From the data that follows, copy every line with the string "title".

[Web page and app entries]
-*-
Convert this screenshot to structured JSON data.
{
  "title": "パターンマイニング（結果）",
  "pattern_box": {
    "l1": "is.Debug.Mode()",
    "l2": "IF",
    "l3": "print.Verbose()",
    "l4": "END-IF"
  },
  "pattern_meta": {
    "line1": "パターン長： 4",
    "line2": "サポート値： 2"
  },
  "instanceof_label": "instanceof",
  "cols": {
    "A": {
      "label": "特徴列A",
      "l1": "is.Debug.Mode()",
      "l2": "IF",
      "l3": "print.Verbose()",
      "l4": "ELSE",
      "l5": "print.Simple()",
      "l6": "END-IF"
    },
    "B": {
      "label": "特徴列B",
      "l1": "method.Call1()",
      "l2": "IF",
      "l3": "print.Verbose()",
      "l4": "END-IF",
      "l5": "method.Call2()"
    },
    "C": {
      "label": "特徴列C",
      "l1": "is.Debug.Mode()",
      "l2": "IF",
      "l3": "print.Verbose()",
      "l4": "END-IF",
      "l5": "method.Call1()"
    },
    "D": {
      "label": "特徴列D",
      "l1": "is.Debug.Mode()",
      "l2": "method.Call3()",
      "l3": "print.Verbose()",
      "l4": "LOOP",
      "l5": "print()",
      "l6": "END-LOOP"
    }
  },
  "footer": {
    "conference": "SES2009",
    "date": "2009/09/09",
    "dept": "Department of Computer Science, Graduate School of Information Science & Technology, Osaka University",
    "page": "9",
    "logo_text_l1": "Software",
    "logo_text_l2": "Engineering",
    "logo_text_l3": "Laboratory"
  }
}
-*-
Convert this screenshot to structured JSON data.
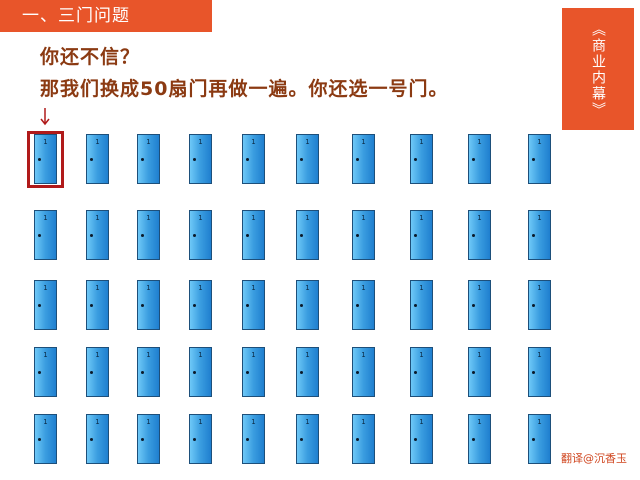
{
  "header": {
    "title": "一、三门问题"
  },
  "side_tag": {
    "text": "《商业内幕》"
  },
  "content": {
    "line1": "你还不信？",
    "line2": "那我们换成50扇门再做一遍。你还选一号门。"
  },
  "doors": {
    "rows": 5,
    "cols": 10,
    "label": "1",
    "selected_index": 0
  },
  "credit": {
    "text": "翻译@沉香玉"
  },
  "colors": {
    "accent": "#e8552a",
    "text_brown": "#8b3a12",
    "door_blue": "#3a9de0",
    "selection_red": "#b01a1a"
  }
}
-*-
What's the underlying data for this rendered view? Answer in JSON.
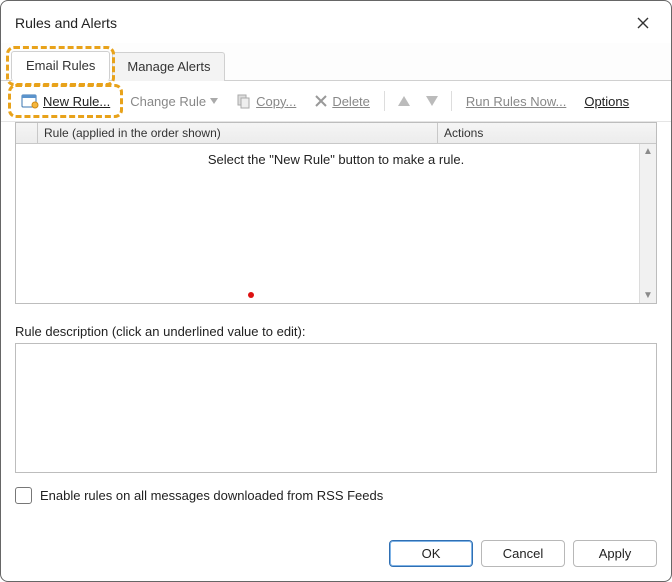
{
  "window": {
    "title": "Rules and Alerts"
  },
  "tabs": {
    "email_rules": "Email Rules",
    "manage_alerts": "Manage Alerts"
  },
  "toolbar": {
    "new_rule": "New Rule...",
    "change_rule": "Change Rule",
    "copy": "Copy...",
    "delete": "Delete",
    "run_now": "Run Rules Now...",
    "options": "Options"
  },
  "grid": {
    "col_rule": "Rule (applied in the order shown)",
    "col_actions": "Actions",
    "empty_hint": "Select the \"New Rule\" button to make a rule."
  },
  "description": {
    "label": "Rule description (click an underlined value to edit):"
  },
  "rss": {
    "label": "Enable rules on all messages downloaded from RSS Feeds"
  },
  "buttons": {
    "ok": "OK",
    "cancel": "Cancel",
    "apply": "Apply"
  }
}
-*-
Task output
  "title": "パターンマイニング（結果）",
    "title": "一、三门问题"
    "title": "Rules and Alerts"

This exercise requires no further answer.